  • Closed method
    • A small nick is made through the skin
    • Then Seldinger technique used where the needle is blindly passed through the linea alba and the peritoneum
    • The wire and catheter are then inserted following the same method as above.
    • Faster, but greater risk of complications and catheter malposition
    • Avoid this method in the presence of a pelvic fracture or prior midline incision

Diagnostic peritoneal aspiration (DPA)

  • Aspiration of >10mL of blood or enteric contest is considered grossly positive, instillation of the lavage fluid is not necessary

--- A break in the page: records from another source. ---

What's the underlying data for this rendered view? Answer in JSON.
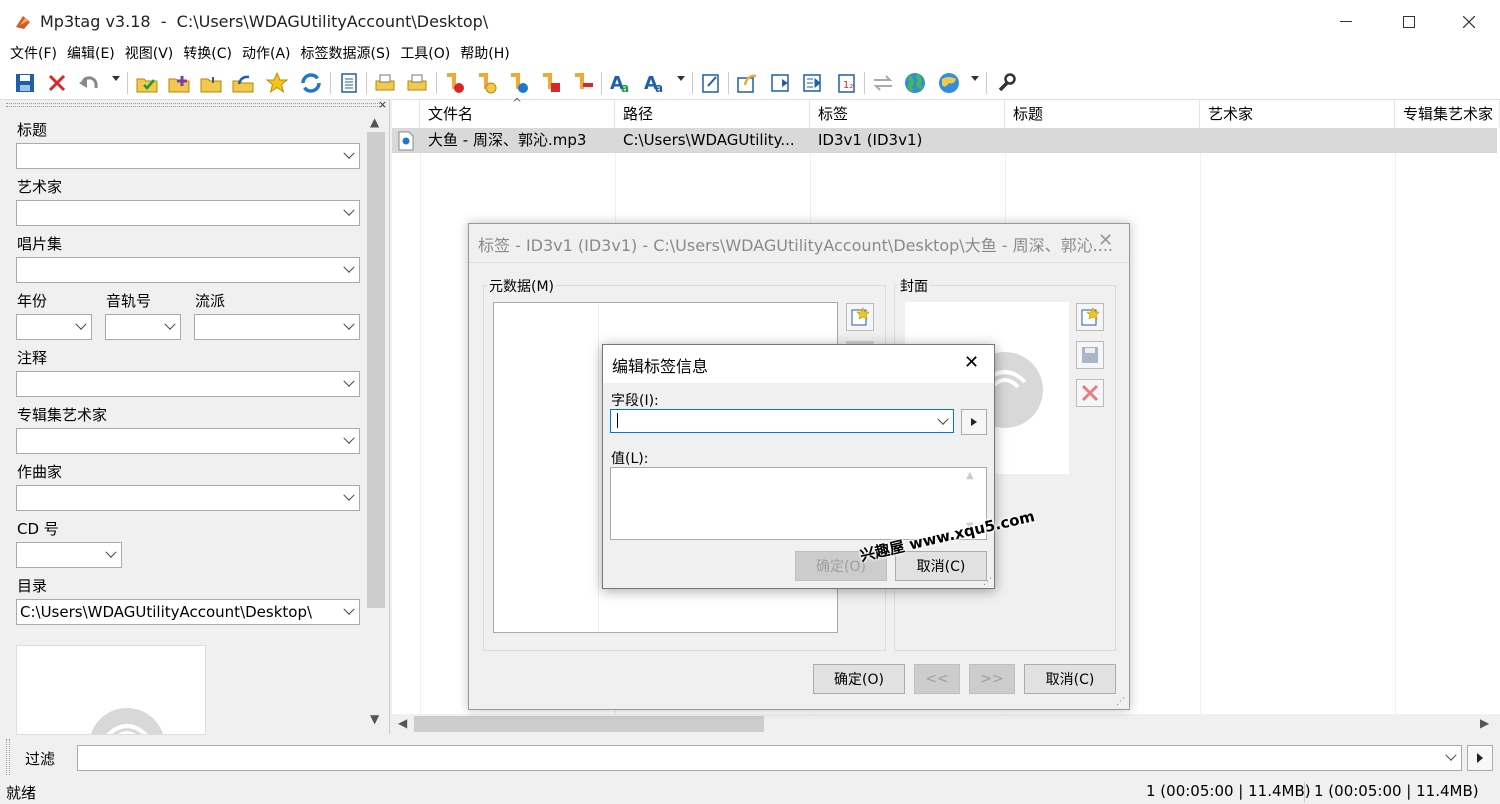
{
  "window": {
    "title": "Mp3tag v3.18  -  C:\\Users\\WDAGUtilityAccount\\Desktop\\"
  },
  "menu": [
    "文件(F)",
    "编辑(E)",
    "视图(V)",
    "转换(C)",
    "动作(A)",
    "标签数据源(S)",
    "工具(O)",
    "帮助(H)"
  ],
  "left_panel": {
    "fields": {
      "title": {
        "label": "标题",
        "value": ""
      },
      "artist": {
        "label": "艺术家",
        "value": ""
      },
      "album": {
        "label": "唱片集",
        "value": ""
      },
      "year": {
        "label": "年份",
        "value": ""
      },
      "track": {
        "label": "音轨号",
        "value": ""
      },
      "genre": {
        "label": "流派",
        "value": ""
      },
      "comment": {
        "label": "注释",
        "value": ""
      },
      "album_artist": {
        "label": "专辑集艺术家",
        "value": ""
      },
      "composer": {
        "label": "作曲家",
        "value": ""
      },
      "cd": {
        "label": "CD 号",
        "value": ""
      },
      "directory": {
        "label": "目录",
        "value": "C:\\Users\\WDAGUtilityAccount\\Desktop\\"
      }
    },
    "close_glyph": "×"
  },
  "file_list": {
    "columns": [
      "文件名",
      "路径",
      "标签",
      "标题",
      "艺术家",
      "专辑集艺术家"
    ],
    "sort_indicator": "^",
    "rows": [
      {
        "filename": "大鱼 - 周深、郭沁.mp3",
        "path": "C:\\Users\\WDAGUtility...",
        "tag": "ID3v1 (ID3v1)",
        "title": "",
        "artist": "",
        "album_artist": ""
      }
    ]
  },
  "filter": {
    "label": "过滤",
    "value": ""
  },
  "status": {
    "left": "就绪",
    "selected": "1 (00:05:00 | 11.4MB)",
    "total": "1 (00:05:00 | 11.4MB)"
  },
  "tag_dialog": {
    "title": "标签 - ID3v1 (ID3v1) - C:\\Users\\WDAGUtilityAccount\\Desktop\\大鱼 - 周深、郭沁....",
    "metadata_group": "元数据(M)",
    "cover_group": "封面",
    "ok_label": "确定(O)",
    "prev_label": "<<",
    "next_label": ">>",
    "cancel_label": "取消(C)"
  },
  "edit_dialog": {
    "title": "编辑标签信息",
    "field_label": "字段(I):",
    "field_value": "",
    "value_label": "值(L):",
    "value_text": "",
    "ok_label": "确定(O)",
    "cancel_label": "取消(C)"
  },
  "watermark": "兴趣屋 www.xqu5.com",
  "icons": [
    "save-icon",
    "delete-icon",
    "undo-icon",
    "folder-icon",
    "star-icon",
    "refresh-icon",
    "globe-icon",
    "wrench-icon"
  ],
  "colors": {
    "selection": "#d9d9d9",
    "focus": "#0078d7",
    "delete_red": "#d9262b"
  }
}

Diagnostic peritoneal lavage (DPL)

  • If no fluid or <10mL fluid is aspirated, instill 1L of warm NS into abdomen, then immediately allow to drain passively
  • Important not to separate catheter and tubing when transitioning from instillation to removal
  • Fluid analysis is performed on a sample of the returned fluid
  • Optimally, most of the liter should be returned but analysis can be performed on as little as 300 cc of the returned fluid

Diagnostic Criteria

  • Blunt abdominal trauma
    • RBC >100,000/mm3
    • WBC >500/mm3
    • Elevated fluid amylase
    • Presence of enteric contents or bacteria
  • Penetrating abdominal trauma (controversial)
    • RBC >1000/mm3
    • WBC >500/mm3
  • Results from cell analysis take 30 to 60 minutes
    • If an immediate decision is necessary, may use the density of cells in the IV tubing
    • If text can be read through the tubing it can be considered unofficially negative until the official cell counts return.
    • If the density of cells in the tubing is so high that you cannot read through it, then it can be considered a positive lavage.

Complications

  • Catheter misplacement
  • Hemorrhage
  • Intraabdominal or retroperitoneal organ injury
  • Wound infection

See Also

External Links

References

  1. Pryor JP. Nonoperative management of abdominal gunshot wounds. Ann Emerg Med. 2004;43(3):344-53.